- _Task goal_
Copy every record below exactly, leaving out any pictures.

- _Given records_
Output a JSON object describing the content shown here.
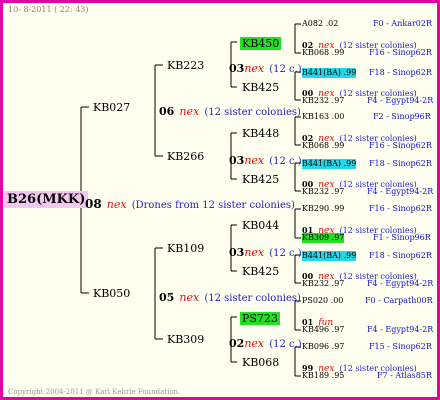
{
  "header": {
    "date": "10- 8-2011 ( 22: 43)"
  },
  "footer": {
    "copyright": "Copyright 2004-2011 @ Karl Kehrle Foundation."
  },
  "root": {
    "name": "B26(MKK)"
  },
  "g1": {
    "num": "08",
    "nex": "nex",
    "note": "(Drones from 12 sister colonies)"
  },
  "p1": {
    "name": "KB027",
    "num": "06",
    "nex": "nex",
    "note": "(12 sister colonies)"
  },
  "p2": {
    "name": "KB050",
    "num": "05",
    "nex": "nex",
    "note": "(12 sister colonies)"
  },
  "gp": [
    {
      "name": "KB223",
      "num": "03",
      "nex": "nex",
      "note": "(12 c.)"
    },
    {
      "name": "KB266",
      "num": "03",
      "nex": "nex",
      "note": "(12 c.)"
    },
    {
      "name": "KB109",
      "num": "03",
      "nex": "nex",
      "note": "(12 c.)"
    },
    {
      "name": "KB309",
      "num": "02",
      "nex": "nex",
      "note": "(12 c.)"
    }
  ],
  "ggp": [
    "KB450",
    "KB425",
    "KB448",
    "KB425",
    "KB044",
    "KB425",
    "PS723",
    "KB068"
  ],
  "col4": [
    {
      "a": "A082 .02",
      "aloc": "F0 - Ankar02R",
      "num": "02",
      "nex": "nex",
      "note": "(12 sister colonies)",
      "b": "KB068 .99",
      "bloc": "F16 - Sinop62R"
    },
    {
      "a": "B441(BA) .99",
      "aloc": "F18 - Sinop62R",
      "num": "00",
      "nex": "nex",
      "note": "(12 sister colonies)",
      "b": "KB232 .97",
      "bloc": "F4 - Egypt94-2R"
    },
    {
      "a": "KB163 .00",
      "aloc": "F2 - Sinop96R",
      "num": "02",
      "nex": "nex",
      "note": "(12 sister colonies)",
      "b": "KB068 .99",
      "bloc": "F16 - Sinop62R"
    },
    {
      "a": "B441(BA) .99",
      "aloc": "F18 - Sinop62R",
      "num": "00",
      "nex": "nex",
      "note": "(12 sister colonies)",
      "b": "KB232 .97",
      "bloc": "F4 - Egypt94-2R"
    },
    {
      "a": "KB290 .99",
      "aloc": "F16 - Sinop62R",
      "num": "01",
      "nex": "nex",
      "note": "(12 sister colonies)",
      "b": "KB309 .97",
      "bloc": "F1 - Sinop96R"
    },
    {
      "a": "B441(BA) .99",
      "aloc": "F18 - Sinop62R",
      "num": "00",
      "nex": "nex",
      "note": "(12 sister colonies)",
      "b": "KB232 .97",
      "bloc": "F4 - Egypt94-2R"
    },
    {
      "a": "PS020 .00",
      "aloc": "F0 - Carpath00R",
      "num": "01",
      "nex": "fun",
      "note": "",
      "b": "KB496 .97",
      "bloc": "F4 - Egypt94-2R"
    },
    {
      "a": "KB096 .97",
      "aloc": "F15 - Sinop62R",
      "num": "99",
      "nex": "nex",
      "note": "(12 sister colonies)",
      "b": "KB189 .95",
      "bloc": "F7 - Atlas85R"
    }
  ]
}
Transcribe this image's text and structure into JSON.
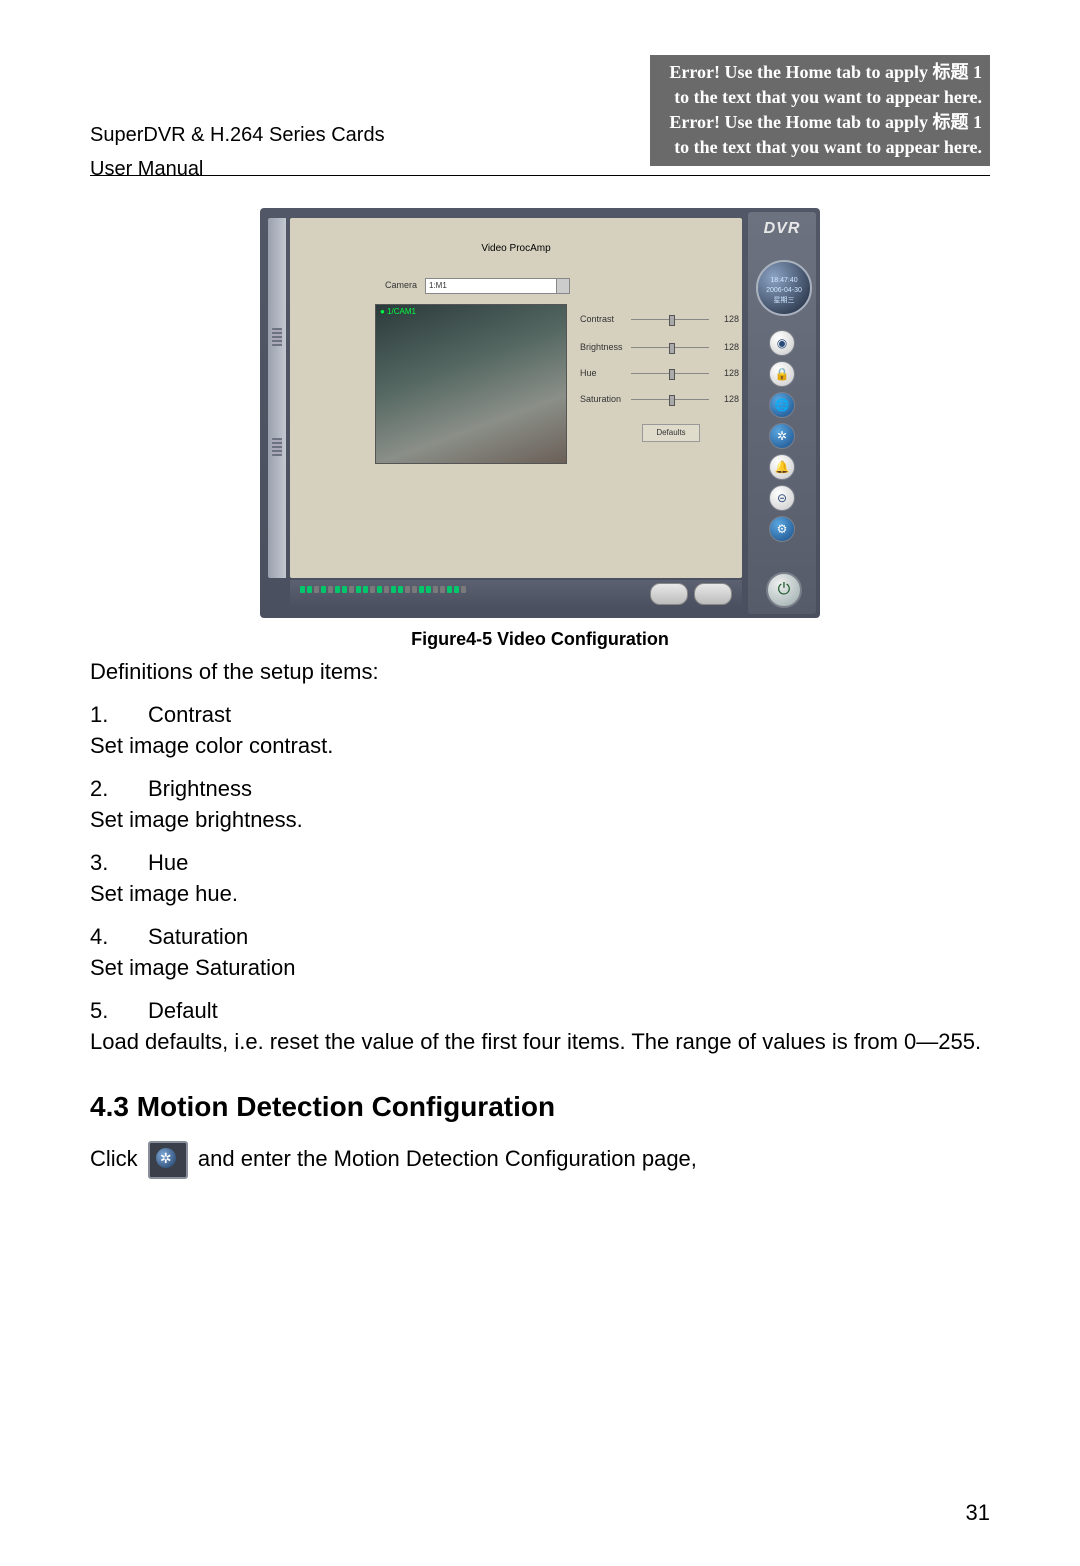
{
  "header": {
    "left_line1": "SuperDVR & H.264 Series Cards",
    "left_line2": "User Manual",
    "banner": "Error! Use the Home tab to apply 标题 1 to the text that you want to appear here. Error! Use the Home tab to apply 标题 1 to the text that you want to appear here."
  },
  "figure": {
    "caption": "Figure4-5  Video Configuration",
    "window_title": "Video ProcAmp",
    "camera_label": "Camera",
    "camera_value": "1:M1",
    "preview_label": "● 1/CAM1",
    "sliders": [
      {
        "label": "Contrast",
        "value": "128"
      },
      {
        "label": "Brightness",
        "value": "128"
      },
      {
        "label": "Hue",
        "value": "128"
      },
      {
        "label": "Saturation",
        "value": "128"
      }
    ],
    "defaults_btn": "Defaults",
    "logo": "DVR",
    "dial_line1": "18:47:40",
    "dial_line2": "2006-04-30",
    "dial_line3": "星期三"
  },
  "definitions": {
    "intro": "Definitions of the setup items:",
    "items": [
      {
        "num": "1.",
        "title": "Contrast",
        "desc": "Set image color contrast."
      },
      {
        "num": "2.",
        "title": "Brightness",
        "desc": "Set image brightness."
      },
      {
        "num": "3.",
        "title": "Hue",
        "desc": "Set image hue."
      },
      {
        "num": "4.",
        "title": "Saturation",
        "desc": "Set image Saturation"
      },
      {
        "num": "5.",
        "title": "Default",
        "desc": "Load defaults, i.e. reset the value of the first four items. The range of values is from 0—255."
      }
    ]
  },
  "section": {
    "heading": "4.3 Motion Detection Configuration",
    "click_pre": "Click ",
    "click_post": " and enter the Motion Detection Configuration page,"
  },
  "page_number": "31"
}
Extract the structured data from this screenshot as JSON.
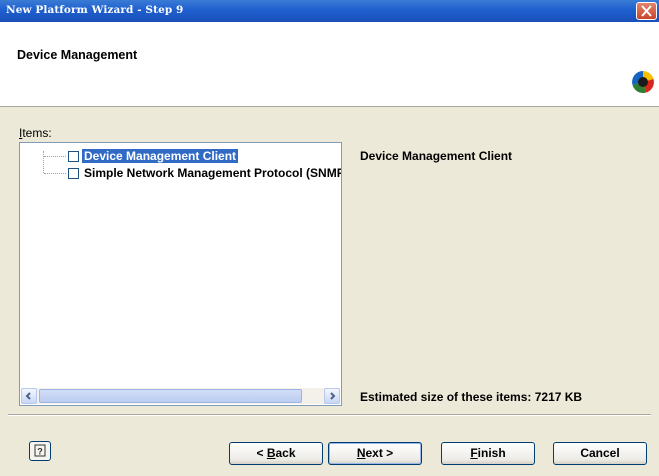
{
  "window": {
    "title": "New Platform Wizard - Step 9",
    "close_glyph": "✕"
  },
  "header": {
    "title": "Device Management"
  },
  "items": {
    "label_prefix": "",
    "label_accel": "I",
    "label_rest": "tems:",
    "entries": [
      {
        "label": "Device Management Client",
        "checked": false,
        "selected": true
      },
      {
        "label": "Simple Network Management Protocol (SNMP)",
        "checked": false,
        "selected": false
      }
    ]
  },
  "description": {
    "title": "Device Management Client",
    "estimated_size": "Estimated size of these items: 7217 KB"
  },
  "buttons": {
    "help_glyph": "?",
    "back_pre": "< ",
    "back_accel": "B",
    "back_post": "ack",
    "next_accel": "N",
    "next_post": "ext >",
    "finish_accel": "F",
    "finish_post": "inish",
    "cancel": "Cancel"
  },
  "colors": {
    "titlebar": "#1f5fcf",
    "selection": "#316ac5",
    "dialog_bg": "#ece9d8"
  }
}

- _Problem solution_
Output a JSON object describing the content shown here.
{
  "header": {
    "date": "10- 8-2011 ( 22: 43)"
  },
  "footer": {
    "copyright": "Copyright 2004-2011 @ Karl Kehrle Foundation."
  },
  "root": {
    "name": "B26(MKK)"
  },
  "g1": {
    "num": "08",
    "nex": "nex",
    "note": "(Drones from 12 sister colonies)"
  },
  "p1": {
    "name": "KB027",
    "num": "06",
    "nex": "nex",
    "note": "(12 sister colonies)"
  },
  "p2": {
    "name": "KB050",
    "num": "05",
    "nex": "nex",
    "note": "(12 sister colonies)"
  },
  "gp": [
    {
      "name": "KB223",
      "num": "03",
      "nex": "nex",
      "note": "(12 c.)"
    },
    {
      "name": "KB266",
      "num": "03",
      "nex": "nex",
      "note": "(12 c.)"
    },
    {
      "name": "KB109",
      "num": "03",
      "nex": "nex",
      "note": "(12 c.)"
    },
    {
      "name": "KB309",
      "num": "02",
      "nex": "nex",
      "note": "(12 c.)"
    }
  ],
  "ggp": [
    "KB450",
    "KB425",
    "KB448",
    "KB425",
    "KB044",
    "KB425",
    "PS723",
    "KB068"
  ],
  "col4": [
    {
      "a": "A082 .02",
      "aloc": "F0 - Ankar02R",
      "num": "02",
      "nex": "nex",
      "note": "(12 sister colonies)",
      "b": "KB068 .99",
      "bloc": "F16 - Sinop62R"
    },
    {
      "a": "B441(BA) .99",
      "aloc": "F18 - Sinop62R",
      "num": "00",
      "nex": "nex",
      "note": "(12 sister colonies)",
      "b": "KB232 .97",
      "bloc": "F4 - Egypt94-2R"
    },
    {
      "a": "KB163 .00",
      "aloc": "F2 - Sinop96R",
      "num": "02",
      "nex": "nex",
      "note": "(12 sister colonies)",
      "b": "KB068 .99",
      "bloc": "F16 - Sinop62R"
    },
    {
      "a": "B441(BA) .99",
      "aloc": "F18 - Sinop62R",
      "num": "00",
      "nex": "nex",
      "note": "(12 sister colonies)",
      "b": "KB232 .97",
      "bloc": "F4 - Egypt94-2R"
    },
    {
      "a": "KB290 .99",
      "aloc": "F16 - Sinop62R",
      "num": "01",
      "nex": "nex",
      "note": "(12 sister colonies)",
      "b": "KB309 .97",
      "bloc": "F1 - Sinop96R"
    },
    {
      "a": "B441(BA) .99",
      "aloc": "F18 - Sinop62R",
      "num": "00",
      "nex": "nex",
      "note": "(12 sister colonies)",
      "b": "KB232 .97",
      "bloc": "F4 - Egypt94-2R"
    },
    {
      "a": "PS020 .00",
      "aloc": "F0 - Carpath00R",
      "num": "01",
      "nex": "fun",
      "note": "",
      "b": "KB496 .97",
      "bloc": "F4 - Egypt94-2R"
    },
    {
      "a": "KB096 .97",
      "aloc": "F15 - Sinop62R",
      "num": "99",
      "nex": "nex",
      "note": "(12 sister colonies)",
      "b": "KB189 .95",
      "bloc": "F7 - Atlas85R"
    }
  ]
}
Transcribe this image's text and structure into JSON.
{
  "header": {
    "left_line1": "SuperDVR & H.264 Series Cards",
    "left_line2": "User Manual",
    "banner": "Error! Use the Home tab to apply 标题 1 to the text that you want to appear here. Error! Use the Home tab to apply 标题 1 to the text that you want to appear here."
  },
  "figure": {
    "caption": "Figure4-5  Video Configuration",
    "window_title": "Video ProcAmp",
    "camera_label": "Camera",
    "camera_value": "1:M1",
    "preview_label": "● 1/CAM1",
    "sliders": [
      {
        "label": "Contrast",
        "value": "128"
      },
      {
        "label": "Brightness",
        "value": "128"
      },
      {
        "label": "Hue",
        "value": "128"
      },
      {
        "label": "Saturation",
        "value": "128"
      }
    ],
    "defaults_btn": "Defaults",
    "logo": "DVR",
    "dial_line1": "18:47:40",
    "dial_line2": "2006-04-30",
    "dial_line3": "星期三"
  },
  "definitions": {
    "intro": "Definitions of the setup items:",
    "items": [
      {
        "num": "1.",
        "title": "Contrast",
        "desc": "Set image color contrast."
      },
      {
        "num": "2.",
        "title": "Brightness",
        "desc": "Set image brightness."
      },
      {
        "num": "3.",
        "title": "Hue",
        "desc": "Set image hue."
      },
      {
        "num": "4.",
        "title": "Saturation",
        "desc": "Set image Saturation"
      },
      {
        "num": "5.",
        "title": "Default",
        "desc": "Load defaults, i.e. reset the value of the first four items. The range of values is from 0—255."
      }
    ]
  },
  "section": {
    "heading": "4.3 Motion Detection Configuration",
    "click_pre": "Click ",
    "click_post": " and enter the Motion Detection Configuration page,"
  },
  "page_number": "31"
}
Extract the structured data from this screenshot as JSON.
{
  "window": {
    "title": "New Platform Wizard - Step 9",
    "close_glyph": "✕"
  },
  "header": {
    "title": "Device Management"
  },
  "items": {
    "label_prefix": "",
    "label_accel": "I",
    "label_rest": "tems:",
    "entries": [
      {
        "label": "Device Management Client",
        "checked": false,
        "selected": true
      },
      {
        "label": "Simple Network Management Protocol (SNMP)",
        "checked": false,
        "selected": false
      }
    ]
  },
  "description": {
    "title": "Device Management Client",
    "estimated_size": "Estimated size of these items: 7217 KB"
  },
  "buttons": {
    "help_glyph": "?",
    "back_pre": "< ",
    "back_accel": "B",
    "back_post": "ack",
    "next_accel": "N",
    "next_post": "ext >",
    "finish_accel": "F",
    "finish_post": "inish",
    "cancel": "Cancel"
  },
  "colors": {
    "titlebar": "#1f5fcf",
    "selection": "#316ac5",
    "dialog_bg": "#ece9d8"
  }
}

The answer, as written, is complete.